> [Directions]
Repeat the records exactly as given. Do not include the pictures.

> [Provided data]
----
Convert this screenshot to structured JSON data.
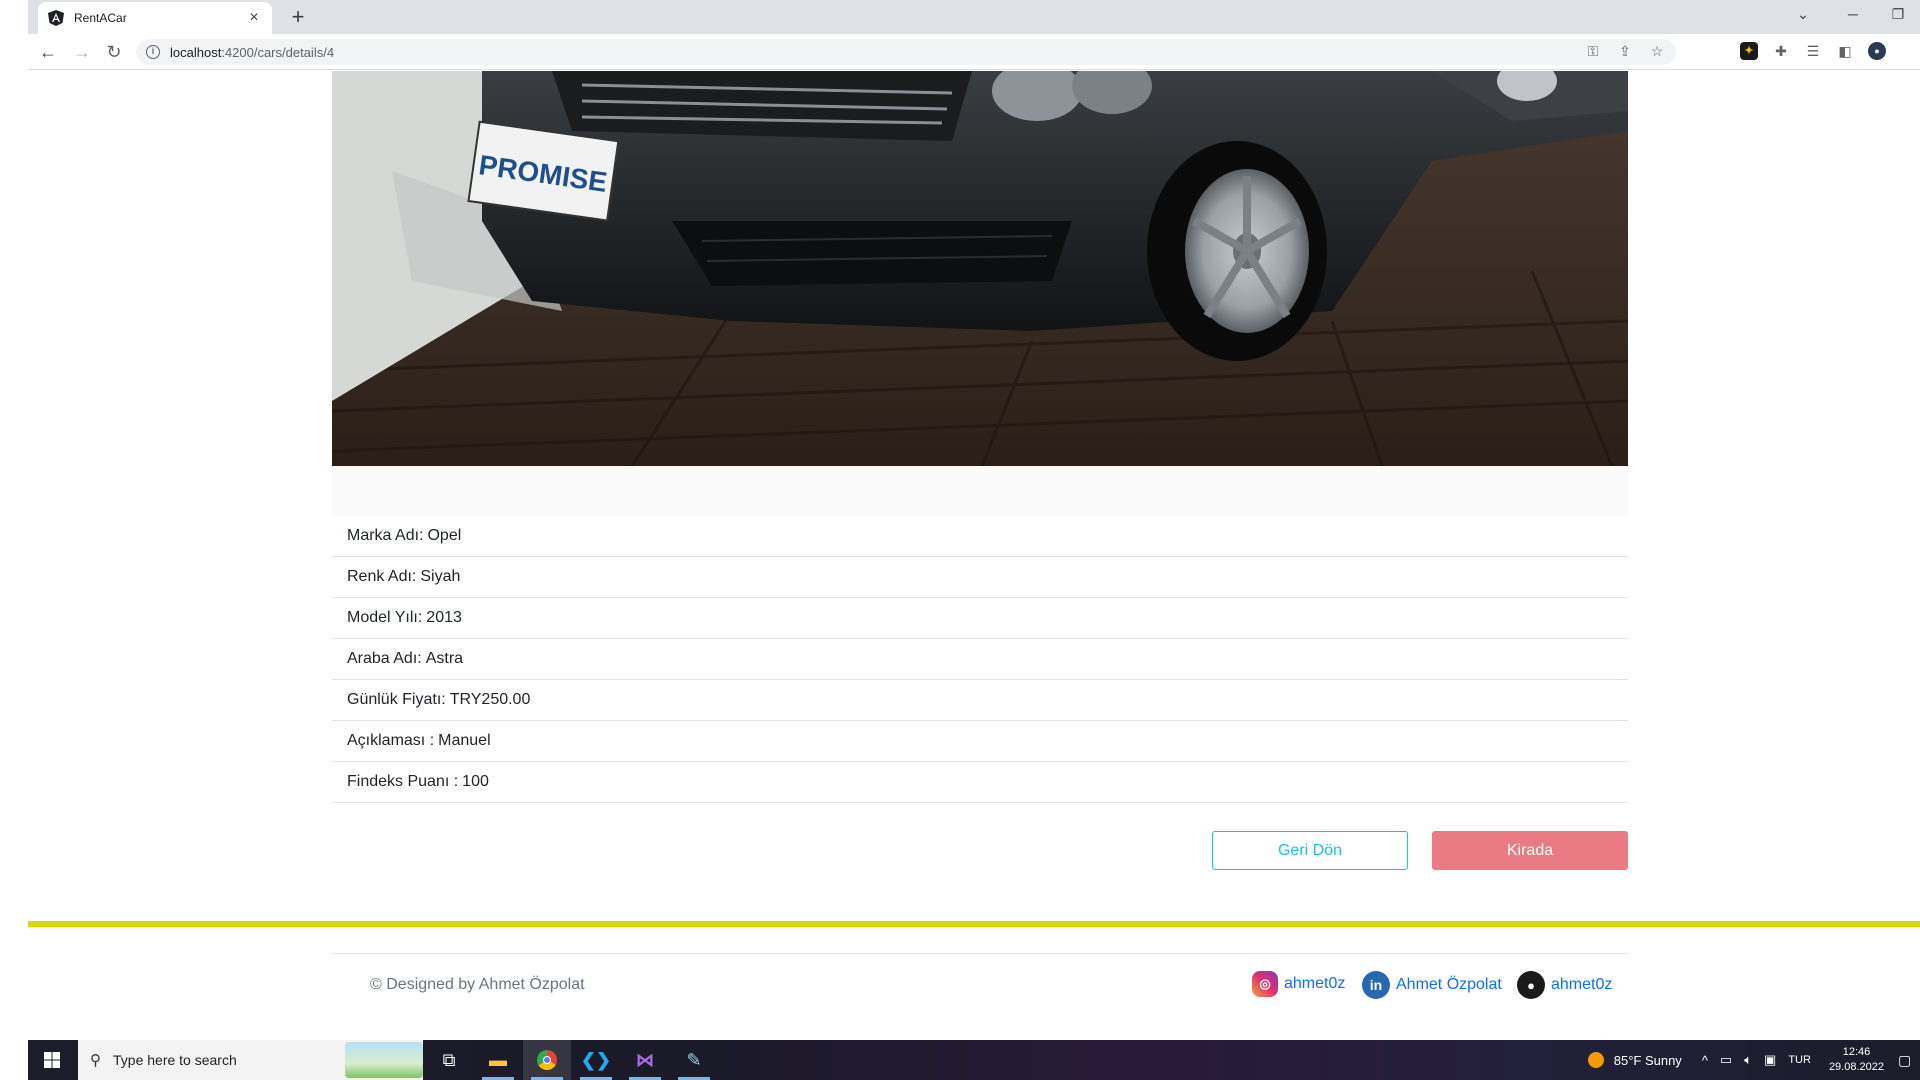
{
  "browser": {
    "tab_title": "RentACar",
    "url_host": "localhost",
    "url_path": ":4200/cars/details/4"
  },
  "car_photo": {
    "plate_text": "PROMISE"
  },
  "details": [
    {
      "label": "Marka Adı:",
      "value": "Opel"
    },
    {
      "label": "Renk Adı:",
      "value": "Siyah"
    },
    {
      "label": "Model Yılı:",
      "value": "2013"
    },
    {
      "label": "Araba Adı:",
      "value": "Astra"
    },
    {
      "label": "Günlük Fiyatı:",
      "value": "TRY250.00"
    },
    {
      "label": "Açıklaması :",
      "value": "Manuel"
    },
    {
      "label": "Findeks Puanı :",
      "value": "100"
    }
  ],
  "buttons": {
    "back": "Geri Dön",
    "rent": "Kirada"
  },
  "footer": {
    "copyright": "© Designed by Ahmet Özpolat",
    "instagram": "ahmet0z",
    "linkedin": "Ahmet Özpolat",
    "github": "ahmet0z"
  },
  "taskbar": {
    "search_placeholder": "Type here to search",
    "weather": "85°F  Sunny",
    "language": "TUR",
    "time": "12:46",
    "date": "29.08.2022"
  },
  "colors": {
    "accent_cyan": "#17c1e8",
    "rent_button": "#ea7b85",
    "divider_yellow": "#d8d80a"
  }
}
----
> [Exercise response]
Convert this screenshot to structured JSON data.
{
  "browser": {
    "tab_title": "RentACar",
    "url_host": "localhost",
    "url_path": ":4200/cars/details/4"
  },
  "car_photo": {
    "plate_text": "PROMISE"
  },
  "details": [
    {
      "label": "Marka Adı:",
      "value": "Opel"
    },
    {
      "label": "Renk Adı:",
      "value": "Siyah"
    },
    {
      "label": "Model Yılı:",
      "value": "2013"
    },
    {
      "label": "Araba Adı:",
      "value": "Astra"
    },
    {
      "label": "Günlük Fiyatı:",
      "value": "TRY250.00"
    },
    {
      "label": "Açıklaması :",
      "value": "Manuel"
    },
    {
      "label": "Findeks Puanı :",
      "value": "100"
    }
  ],
  "buttons": {
    "back": "Geri Dön",
    "rent": "Kirada"
  },
  "footer": {
    "copyright": "© Designed by Ahmet Özpolat",
    "instagram": "ahmet0z",
    "linkedin": "Ahmet Özpolat",
    "github": "ahmet0z"
  },
  "taskbar": {
    "search_placeholder": "Type here to search",
    "weather": "85°F  Sunny",
    "language": "TUR",
    "time": "12:46",
    "date": "29.08.2022"
  },
  "colors": {
    "accent_cyan": "#17c1e8",
    "rent_button": "#ea7b85",
    "divider_yellow": "#d8d80a"
  }
}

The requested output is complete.